## [TASK GOAL]
Could you show all lines in the entries below that contain the string "您的快件已由"?

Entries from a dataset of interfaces
::::::::
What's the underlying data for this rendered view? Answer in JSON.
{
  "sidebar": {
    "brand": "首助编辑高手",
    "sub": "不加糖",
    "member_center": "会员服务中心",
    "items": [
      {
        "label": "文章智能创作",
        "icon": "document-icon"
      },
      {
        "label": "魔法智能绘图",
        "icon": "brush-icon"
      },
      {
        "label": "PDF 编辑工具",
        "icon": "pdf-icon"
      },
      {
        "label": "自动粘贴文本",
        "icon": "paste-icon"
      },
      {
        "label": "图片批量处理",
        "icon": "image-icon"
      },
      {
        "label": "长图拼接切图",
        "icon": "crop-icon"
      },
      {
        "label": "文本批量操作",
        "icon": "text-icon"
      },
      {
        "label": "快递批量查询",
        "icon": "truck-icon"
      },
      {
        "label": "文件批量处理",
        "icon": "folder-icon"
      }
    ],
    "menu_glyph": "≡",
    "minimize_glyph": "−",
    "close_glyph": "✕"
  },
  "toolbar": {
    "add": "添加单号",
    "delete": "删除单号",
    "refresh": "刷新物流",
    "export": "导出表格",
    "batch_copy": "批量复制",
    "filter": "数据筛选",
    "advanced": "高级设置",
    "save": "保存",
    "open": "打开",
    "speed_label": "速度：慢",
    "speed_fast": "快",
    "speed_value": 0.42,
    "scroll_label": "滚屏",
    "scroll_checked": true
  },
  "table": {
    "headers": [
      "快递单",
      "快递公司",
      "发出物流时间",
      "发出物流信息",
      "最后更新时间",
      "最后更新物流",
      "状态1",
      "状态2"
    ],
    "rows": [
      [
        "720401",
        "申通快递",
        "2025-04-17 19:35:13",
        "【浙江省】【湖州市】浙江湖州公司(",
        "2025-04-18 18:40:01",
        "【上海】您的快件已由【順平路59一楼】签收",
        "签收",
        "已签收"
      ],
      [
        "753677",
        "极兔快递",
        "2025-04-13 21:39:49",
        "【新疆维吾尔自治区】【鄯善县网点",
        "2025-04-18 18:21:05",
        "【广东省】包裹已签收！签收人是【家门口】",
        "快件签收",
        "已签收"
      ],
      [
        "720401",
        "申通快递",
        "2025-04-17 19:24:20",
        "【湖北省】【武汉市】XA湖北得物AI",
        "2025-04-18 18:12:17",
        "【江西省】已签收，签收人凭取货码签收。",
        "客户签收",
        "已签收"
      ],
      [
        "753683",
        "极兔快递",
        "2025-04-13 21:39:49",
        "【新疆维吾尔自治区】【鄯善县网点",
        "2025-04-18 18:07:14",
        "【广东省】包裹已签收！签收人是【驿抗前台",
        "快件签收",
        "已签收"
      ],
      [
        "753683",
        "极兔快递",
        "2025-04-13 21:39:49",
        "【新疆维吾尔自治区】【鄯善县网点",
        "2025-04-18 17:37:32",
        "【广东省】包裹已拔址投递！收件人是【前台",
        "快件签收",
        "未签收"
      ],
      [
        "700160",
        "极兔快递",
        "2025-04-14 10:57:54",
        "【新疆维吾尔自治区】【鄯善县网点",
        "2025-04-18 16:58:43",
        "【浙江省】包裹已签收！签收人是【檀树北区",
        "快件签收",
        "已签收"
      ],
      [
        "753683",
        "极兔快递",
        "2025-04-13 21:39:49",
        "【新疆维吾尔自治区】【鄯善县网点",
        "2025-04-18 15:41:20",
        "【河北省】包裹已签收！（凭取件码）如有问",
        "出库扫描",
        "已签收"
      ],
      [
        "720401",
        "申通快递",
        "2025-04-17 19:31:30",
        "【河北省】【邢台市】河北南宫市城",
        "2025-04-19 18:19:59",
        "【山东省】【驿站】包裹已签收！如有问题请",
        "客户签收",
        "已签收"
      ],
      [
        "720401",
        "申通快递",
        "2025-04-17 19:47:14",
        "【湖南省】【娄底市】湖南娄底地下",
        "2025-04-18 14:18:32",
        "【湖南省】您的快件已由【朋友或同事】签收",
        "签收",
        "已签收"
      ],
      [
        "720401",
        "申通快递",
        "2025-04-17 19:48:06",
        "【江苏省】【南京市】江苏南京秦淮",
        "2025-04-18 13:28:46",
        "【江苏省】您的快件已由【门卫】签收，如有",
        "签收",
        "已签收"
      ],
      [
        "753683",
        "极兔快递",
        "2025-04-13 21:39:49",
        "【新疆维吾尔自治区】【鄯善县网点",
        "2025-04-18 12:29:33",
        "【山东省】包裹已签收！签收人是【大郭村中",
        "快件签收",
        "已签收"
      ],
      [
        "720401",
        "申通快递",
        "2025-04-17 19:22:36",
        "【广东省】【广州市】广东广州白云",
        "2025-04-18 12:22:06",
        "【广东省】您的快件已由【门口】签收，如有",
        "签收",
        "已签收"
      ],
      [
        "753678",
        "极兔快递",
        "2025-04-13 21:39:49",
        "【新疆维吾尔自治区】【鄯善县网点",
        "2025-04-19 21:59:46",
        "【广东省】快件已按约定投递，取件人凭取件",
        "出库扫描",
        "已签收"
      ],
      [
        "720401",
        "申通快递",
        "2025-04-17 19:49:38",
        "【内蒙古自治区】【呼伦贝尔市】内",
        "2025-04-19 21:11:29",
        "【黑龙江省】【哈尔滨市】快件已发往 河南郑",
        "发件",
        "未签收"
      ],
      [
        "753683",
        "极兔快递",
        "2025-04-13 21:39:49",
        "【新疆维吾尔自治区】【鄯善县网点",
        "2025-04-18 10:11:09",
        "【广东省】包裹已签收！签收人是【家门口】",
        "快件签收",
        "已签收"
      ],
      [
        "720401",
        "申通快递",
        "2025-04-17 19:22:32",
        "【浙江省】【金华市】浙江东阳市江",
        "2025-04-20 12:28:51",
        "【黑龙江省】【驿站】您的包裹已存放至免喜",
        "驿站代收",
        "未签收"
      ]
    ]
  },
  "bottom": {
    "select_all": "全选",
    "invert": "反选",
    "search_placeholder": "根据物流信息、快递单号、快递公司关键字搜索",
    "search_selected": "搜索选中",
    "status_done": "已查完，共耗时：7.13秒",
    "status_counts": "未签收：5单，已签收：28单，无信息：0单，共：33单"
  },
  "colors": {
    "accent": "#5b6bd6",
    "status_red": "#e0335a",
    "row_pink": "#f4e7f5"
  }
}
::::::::
## [YOUR RESPONSE]
        "【上海】您的快件已由【順平路59一楼】签收",
        "【湖南省】您的快件已由【朋友或同事】签收",
        "【江苏省】您的快件已由【门卫】签收，如有",
        "【广东省】您的快件已由【门口】签收，如有",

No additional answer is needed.